"...never trust a long dark tunnel. "
Even though some of the dialog hints that you should sleep in an abandoned building, that feature was left out of the final release. Another thing that was left out was vehicles. With the enormous amount of walking you have to do, it would have been nice to have a vehicle once in a while, or at least have someone give you a ride (scripted to avoid bugs). As far as physics go, GSC used a heavily modified version of the Open Dynamics physics engine which really wasn’t all that impressive. In fact, I don’t think I even realized there was physics until half way through the single-player campaign.

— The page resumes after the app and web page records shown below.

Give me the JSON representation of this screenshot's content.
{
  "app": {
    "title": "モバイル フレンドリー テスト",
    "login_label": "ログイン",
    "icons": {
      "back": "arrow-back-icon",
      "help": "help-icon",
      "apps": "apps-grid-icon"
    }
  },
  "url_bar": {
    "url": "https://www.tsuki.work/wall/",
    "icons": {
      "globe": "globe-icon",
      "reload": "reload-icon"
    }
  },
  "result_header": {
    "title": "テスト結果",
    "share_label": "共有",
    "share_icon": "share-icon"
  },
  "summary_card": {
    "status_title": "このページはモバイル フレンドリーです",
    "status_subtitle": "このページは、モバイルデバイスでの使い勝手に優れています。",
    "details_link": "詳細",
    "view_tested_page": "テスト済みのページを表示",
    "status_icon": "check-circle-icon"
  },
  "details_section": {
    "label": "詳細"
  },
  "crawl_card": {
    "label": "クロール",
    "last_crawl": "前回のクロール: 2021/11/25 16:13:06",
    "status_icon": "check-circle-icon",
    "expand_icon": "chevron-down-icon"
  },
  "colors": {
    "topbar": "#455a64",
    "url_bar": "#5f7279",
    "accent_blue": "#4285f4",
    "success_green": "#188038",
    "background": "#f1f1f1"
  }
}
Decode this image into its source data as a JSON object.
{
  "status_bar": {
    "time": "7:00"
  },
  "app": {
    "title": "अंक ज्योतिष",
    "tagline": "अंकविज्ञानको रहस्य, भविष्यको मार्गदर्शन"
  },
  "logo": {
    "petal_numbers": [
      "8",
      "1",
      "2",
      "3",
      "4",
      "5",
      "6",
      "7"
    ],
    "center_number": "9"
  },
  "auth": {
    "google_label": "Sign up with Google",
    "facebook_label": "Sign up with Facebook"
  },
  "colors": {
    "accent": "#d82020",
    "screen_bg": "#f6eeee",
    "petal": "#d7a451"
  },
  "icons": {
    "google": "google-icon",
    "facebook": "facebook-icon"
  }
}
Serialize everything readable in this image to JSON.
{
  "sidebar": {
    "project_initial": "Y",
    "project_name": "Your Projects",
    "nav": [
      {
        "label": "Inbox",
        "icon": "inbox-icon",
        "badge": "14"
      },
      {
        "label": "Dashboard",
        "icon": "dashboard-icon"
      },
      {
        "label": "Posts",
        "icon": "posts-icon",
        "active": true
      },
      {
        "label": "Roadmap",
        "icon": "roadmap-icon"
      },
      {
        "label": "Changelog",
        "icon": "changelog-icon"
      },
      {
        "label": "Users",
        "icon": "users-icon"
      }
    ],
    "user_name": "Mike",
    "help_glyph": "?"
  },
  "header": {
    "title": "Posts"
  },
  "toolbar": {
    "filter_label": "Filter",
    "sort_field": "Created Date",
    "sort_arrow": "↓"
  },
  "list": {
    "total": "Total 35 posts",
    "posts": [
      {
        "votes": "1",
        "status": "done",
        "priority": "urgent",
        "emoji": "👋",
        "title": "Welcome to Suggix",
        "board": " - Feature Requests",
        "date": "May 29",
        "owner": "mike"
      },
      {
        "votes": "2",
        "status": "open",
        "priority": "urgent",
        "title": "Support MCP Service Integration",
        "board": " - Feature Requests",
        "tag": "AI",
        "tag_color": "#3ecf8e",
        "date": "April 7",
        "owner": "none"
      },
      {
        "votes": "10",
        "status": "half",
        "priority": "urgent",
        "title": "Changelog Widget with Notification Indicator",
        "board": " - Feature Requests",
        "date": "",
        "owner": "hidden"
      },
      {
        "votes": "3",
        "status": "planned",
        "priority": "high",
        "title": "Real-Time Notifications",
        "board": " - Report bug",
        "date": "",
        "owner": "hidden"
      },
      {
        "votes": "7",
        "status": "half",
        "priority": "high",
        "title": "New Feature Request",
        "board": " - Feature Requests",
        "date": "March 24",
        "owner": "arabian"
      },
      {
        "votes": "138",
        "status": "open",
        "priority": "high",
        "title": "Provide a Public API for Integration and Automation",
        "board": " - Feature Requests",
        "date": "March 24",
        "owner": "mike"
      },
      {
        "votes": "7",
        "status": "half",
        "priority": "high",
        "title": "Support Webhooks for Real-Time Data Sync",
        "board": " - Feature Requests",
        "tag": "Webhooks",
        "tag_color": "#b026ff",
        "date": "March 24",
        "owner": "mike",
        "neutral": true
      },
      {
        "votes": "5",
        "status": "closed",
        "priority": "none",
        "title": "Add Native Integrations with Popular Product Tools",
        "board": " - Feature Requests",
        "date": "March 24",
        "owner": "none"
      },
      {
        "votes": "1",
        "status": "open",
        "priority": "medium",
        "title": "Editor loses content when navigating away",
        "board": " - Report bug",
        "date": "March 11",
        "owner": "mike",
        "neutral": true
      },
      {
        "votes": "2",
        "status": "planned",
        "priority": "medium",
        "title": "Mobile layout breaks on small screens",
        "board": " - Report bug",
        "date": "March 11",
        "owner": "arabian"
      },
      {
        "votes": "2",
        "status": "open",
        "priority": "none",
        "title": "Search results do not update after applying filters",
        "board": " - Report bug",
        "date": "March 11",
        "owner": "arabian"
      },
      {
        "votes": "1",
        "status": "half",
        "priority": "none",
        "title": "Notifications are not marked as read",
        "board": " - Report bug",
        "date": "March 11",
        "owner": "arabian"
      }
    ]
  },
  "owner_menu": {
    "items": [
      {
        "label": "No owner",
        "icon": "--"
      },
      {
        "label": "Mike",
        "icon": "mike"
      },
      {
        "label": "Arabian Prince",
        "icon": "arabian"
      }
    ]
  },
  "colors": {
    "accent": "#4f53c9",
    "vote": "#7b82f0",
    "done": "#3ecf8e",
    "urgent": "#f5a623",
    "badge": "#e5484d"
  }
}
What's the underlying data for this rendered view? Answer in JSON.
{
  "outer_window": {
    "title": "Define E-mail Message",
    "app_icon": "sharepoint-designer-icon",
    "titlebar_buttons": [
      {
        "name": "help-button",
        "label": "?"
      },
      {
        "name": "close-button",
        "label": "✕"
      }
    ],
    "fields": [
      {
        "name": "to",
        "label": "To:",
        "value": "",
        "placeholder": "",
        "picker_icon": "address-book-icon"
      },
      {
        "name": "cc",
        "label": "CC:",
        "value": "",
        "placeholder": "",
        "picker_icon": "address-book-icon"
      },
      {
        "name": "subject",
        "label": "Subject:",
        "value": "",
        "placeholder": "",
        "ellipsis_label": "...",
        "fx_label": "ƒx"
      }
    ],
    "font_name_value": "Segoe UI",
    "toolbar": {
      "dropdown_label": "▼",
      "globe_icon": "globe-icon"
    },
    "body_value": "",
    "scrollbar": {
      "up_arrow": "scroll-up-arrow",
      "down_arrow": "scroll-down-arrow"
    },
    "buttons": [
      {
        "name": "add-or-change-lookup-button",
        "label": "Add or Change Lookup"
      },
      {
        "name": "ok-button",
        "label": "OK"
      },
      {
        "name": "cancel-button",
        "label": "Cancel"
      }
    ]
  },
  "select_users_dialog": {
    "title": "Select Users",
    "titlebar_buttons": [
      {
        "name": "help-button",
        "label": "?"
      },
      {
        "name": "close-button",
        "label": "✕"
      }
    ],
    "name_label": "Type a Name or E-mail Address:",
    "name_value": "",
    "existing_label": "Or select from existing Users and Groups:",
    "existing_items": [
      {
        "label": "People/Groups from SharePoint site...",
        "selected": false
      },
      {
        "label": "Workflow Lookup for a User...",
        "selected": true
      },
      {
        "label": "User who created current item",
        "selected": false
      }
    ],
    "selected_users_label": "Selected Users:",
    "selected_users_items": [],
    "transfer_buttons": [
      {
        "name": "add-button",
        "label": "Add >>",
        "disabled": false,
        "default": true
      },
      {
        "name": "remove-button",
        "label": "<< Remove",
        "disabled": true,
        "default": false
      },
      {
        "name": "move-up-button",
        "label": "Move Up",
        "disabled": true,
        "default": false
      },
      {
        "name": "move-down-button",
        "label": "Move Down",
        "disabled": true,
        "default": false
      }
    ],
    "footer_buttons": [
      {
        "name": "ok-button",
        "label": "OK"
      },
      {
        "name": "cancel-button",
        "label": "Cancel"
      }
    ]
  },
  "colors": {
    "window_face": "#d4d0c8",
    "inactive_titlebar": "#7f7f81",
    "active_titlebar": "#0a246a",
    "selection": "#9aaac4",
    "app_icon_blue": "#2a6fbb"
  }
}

The game’s multiplayer component allows you to choose between two classes, the mercenaries or the S.T.A.L.K.E.R.s, and three modes are available: death match, team death match, and artifact hunt. I didn’t spend a lot of time with the multiplayer side of the game, but what I did experience was basically average at best. There was a lot of lag, and it seemed boring and slow.
The graphics and environments above ground seem somewhat similar to Half-Life 2, and the environment below ground (very dark) seems a lot like Doom 3. However, I must point out the expansive levels, strange anomalies, and the dark, post-apocalyptic setting throughout the game which all make it seem at least a bit more original. As long as you have hardware that is more than capable of running the game, the graphics should be enjoyable. They’re not absolutely fantastic, but they’re good.
There are many environmental sounds throughout the game which help to make it realistic. The voice acting is so-so, but there should have been a lot more of it. Get ready to read, because most of the conversations you’ll have with other characters is text only, and some “speak” many long paragraphs. There were a few times when I was reading where an enemy would approach, and I wouldn’t be able to continue until after they had been defeated. Spoken dialog would have been ideal, instead. The translation to English may be partly to blame.
With all of my complaints and the score below, you may come to the conclusion that S.T.A.L.K.E.R. is just an average game or worse, but it isn’t. It’s a good game that has many bugs and doesn’t seem to be appropriately optimized. I would recommend the game to first-person shooter fans, but you may be better off waiting a while so that more patches can be released. It’s really too bad that GSC wasn’t able to work out more of the issues and stick to their original plans, when it comes to things like vehicles and more RPG elements, because it could have been a real blowout title.